The Cartographic Branch at the National Archives is home to over one million ship plans, with records spanning more than 15 distinct Record Groups and over 25 separate series. These drawings are among the most requested records from researchers in the Cartographic Branch. [Read more…] about Maritime History: Ship Engineering Drawings
The story of the founding of the U.S. Navy during the American Revolution has been told many times, yet largely missing from maritime histories of the war is the ragtag fleet of private vessels that truly revealed the new nation’s character ― above all, its ambition and entrepreneurial ethos.
Privateers were privately owned vessels, mostly refitted merchant ships, that were granted permission by the new government to seize British merchantmen and men of war. At a time when the young Continental Navy numbered no more than about sixty vessels all told, privateers rushed to fill the gaps. Nearly 2,000 set sail over the course of the war, with tens of thousands of Americans serving on them and capturing some 1,800 British ships. [Read more…] about Rebels at Sea: Privateering in the American Revolution
The War of 1812 began on June 18, 1812, when President James Madison signed a declaration of war which began: “Be it enacted by the Senate and House of Representatives of the United States of America in Congress assembled, That war be and is hereby declared to exist between the United Kingdom of Great Britain and Ireland and the dependencies thereof, and the United States of America and their territories.”
The causes of the war are quite clear. [Read more…] about The War of 1812 in the Capital District
Thirty-five years before the battles of Lexington and Concord, the British colonies in North America raised a regiment to serve in the British Army for an expedition to seize control of the Spanish West Indies.
Colonial volunteers, 4,000 strong, joined 9,000 British soldiers and 15,000 British sailors in a bold amphibious campaign against the key port of Cartagena de Indias. The expedition marked the first time American soldiers deployed overseas.
The name Francis Mallaby may not be familiar in New York history but sailing master Mallaby served at the Sackets Harbor navy yard in a prosperous time of lake shipping and community growth. He helped make a difference by initiating purchase of land which is cherished today as the Sackets Harbor Battlefield State Historic Site.
This War of 1812 veteran received high compliments from Lake Ontario navy commander Isaac Chauncey and Captain Woolsey that helped influence Mallaby’s 1817 appointment as master of the first steamboat on Lake Ontario, based in Sackets Harbor in Jefferson County, NY. [Read more…] about Francis Mallaby: Witness to Sackets Harbor History
The site of the present Sampson State Park in Romulus, Seneca County, NY was formerly the site of the Sampson Navy Base. As the United States found itself at war following the attack on Pearl Harbor in late 1941, the U.S. Navy had an immediate need for sailors. Basic training bases, or boot camps, were constructed across the country to meet this emergency requirement. [Read more…] about Sampson State Park’s Remarkable Military, Education & Public Health History

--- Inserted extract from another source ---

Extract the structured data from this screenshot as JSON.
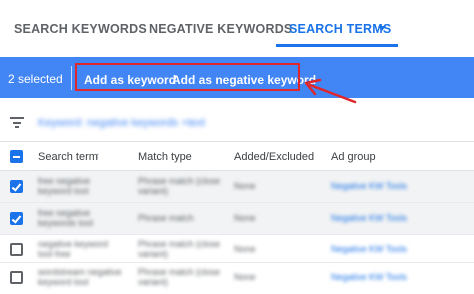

2018 marks the 241st anniversary of the American victory at the Battle of Saratoga and the 240th anniversary of the Franco-American Alliance. But was the victory that prompted the French to join the American war effort, truly the “turning point” of the War for Independence?
In this episode of Ben Franklin’s World: A Podcast About Early American History, National Book Award-winner Nathaniel Philbrick joins us to explore the two events he sees as better turning points in the American War for Independence: Benedict Arnold’s treason and the French Navy’s participation in the war. You can listen to the podcast here: www.benfranklinsworld.com/208